==== TASK DATA ====

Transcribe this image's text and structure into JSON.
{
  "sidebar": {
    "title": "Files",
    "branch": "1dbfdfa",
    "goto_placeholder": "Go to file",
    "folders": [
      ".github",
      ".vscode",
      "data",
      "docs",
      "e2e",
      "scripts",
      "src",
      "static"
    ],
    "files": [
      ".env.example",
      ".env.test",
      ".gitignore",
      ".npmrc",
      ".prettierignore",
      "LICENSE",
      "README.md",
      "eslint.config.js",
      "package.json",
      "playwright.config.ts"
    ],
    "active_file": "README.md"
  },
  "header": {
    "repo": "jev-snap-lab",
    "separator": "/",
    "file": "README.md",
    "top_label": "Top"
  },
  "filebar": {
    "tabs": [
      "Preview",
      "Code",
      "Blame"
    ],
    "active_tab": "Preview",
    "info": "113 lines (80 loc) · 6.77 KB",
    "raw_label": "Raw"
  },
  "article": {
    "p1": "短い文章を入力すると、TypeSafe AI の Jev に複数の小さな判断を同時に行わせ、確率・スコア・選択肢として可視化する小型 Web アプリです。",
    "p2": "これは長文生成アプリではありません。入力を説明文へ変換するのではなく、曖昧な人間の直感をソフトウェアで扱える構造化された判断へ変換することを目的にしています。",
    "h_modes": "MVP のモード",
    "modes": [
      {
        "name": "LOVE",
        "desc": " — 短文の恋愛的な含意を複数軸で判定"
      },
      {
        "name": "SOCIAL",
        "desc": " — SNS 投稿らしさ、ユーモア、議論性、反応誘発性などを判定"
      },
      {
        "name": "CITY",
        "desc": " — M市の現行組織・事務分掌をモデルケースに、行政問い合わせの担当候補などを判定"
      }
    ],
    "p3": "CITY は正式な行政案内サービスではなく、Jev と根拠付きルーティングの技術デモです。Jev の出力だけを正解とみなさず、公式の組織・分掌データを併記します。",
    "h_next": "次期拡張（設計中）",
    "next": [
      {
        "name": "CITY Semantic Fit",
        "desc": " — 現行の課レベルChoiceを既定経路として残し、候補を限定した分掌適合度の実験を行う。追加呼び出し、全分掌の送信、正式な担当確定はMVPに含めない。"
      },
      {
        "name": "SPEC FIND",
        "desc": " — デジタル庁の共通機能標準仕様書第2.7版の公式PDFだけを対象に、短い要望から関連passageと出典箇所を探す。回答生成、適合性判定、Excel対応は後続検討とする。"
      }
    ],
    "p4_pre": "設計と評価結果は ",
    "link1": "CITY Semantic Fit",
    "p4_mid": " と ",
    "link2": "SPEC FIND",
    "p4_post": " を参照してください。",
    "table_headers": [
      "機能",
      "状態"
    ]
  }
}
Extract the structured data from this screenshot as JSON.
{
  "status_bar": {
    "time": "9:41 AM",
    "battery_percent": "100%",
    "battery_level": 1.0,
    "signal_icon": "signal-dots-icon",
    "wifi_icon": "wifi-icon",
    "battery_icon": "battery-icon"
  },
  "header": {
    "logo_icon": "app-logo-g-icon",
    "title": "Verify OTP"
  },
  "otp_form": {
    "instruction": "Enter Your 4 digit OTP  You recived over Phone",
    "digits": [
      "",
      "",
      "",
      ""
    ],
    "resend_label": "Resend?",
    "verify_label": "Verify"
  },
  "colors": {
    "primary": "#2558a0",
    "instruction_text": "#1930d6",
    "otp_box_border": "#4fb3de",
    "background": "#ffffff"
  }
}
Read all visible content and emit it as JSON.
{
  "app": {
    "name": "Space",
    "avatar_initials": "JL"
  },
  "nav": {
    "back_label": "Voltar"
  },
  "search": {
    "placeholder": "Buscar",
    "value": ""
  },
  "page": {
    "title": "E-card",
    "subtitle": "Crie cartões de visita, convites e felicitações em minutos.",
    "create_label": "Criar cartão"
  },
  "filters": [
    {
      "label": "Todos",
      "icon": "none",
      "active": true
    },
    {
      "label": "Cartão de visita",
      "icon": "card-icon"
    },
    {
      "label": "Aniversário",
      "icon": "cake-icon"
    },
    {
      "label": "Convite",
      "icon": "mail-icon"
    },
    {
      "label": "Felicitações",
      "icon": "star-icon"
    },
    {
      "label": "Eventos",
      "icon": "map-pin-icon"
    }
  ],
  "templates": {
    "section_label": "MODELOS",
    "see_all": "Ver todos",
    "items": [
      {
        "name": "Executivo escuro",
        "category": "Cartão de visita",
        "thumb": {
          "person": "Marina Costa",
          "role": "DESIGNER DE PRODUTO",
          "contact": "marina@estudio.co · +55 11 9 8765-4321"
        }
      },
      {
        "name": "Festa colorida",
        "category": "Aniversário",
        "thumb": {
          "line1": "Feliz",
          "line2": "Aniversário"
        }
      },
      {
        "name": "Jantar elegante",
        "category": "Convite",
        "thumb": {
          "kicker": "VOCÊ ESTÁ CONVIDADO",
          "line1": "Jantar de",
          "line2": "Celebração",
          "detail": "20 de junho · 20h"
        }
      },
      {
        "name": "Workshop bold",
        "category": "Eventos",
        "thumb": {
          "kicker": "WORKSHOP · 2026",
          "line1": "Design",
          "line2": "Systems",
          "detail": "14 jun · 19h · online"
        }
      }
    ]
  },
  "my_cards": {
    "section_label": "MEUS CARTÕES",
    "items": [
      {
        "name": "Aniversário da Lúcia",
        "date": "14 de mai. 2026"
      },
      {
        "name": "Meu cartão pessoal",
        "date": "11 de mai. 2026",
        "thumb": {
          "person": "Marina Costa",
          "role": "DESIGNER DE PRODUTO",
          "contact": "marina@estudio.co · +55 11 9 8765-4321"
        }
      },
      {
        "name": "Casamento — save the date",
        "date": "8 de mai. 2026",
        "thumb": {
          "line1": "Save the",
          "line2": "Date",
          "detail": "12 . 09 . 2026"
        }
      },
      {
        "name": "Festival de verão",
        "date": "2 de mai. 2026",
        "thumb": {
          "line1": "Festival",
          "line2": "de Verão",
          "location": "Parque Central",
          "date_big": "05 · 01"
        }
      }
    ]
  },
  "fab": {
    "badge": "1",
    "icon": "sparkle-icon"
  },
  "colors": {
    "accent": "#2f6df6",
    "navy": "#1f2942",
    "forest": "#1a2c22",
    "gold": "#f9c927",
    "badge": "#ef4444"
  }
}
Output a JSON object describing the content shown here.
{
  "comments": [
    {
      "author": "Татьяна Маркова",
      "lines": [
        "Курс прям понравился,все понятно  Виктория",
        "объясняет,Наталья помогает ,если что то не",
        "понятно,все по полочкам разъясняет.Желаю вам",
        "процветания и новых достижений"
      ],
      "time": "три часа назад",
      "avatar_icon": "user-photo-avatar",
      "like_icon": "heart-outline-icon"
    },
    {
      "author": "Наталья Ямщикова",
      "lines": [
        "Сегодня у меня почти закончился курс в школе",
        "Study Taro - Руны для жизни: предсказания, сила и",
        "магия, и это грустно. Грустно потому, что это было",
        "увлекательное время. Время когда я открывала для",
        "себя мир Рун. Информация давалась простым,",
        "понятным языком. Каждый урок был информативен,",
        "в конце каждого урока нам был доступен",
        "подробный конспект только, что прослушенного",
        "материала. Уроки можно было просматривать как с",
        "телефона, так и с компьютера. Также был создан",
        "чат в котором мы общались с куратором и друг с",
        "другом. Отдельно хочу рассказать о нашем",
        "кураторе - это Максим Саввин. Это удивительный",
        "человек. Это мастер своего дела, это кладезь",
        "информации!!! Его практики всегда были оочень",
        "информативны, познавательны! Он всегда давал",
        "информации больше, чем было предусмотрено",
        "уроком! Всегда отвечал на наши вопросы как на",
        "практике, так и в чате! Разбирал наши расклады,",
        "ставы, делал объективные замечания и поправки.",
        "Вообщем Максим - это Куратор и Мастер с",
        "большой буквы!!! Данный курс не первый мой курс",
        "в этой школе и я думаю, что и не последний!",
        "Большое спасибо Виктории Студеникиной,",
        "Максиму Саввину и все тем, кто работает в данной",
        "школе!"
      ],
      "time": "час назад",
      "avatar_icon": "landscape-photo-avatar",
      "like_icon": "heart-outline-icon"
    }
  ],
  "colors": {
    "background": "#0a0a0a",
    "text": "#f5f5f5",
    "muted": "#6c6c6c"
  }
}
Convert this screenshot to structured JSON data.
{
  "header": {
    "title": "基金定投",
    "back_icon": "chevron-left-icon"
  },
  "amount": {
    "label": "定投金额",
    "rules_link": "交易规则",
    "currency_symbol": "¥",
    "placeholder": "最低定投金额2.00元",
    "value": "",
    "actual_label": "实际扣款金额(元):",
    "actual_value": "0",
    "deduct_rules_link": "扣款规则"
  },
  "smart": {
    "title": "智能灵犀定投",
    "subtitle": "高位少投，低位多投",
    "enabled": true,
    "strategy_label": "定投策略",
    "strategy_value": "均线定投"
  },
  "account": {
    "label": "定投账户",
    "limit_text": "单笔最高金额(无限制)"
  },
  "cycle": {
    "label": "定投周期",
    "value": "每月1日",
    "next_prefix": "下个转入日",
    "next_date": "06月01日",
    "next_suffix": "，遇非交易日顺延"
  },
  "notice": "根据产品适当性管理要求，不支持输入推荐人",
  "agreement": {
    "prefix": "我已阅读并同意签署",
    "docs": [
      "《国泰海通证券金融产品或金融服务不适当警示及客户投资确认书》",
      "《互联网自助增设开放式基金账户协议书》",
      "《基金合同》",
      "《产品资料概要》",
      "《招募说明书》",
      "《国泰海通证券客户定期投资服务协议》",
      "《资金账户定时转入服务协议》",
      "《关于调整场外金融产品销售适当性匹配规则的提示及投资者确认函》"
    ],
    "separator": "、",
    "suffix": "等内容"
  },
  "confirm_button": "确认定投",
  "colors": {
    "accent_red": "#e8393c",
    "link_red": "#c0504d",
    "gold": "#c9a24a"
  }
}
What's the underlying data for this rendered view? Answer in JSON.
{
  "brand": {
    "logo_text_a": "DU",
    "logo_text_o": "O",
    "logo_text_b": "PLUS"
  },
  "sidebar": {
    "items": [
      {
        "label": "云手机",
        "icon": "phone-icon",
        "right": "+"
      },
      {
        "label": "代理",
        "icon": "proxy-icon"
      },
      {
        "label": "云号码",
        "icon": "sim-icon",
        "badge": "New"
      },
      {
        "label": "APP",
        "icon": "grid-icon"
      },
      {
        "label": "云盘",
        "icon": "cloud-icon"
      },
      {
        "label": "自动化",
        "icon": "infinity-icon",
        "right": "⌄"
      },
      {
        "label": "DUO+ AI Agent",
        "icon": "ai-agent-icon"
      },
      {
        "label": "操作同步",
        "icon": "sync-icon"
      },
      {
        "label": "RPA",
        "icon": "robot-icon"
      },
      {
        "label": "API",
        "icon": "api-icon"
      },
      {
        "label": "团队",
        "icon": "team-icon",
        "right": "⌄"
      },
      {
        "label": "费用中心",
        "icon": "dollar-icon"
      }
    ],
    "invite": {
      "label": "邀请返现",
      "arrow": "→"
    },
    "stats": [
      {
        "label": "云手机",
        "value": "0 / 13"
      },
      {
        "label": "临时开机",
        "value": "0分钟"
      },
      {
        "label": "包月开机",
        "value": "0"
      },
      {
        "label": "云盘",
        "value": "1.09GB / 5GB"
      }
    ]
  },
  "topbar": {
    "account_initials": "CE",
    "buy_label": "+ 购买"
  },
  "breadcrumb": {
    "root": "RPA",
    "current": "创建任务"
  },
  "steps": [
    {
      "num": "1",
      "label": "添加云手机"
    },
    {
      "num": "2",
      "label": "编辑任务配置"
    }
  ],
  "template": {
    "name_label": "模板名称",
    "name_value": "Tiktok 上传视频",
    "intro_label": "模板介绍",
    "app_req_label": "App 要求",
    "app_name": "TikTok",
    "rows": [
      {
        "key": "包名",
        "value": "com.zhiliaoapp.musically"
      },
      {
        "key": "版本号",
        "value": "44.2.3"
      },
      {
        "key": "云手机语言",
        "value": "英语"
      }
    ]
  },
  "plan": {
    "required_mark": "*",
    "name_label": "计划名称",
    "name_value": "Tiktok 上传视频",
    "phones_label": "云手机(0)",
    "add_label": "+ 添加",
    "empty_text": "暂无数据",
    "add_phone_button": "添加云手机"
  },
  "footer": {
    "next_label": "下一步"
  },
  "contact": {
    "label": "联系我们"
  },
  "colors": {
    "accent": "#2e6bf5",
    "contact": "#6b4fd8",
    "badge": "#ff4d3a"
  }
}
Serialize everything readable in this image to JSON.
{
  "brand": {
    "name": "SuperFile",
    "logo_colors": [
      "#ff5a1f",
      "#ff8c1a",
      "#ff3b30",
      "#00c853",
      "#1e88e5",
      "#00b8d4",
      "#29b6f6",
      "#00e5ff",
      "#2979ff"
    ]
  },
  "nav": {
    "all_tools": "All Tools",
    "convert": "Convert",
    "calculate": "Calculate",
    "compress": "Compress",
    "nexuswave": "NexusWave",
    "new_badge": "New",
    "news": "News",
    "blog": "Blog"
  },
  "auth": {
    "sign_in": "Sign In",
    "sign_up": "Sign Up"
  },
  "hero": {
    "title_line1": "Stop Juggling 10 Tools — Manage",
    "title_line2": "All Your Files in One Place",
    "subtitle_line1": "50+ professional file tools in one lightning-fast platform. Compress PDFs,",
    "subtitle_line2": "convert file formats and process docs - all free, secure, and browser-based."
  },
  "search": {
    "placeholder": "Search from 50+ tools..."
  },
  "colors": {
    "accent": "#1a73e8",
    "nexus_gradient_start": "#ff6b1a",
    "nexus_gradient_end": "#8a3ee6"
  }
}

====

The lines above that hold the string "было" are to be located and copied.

        "магия, и это грустно. Грустно потому, что это было",
        "материала. Уроки можно было просматривать как с",
        "информации больше, чем было предусмотрено",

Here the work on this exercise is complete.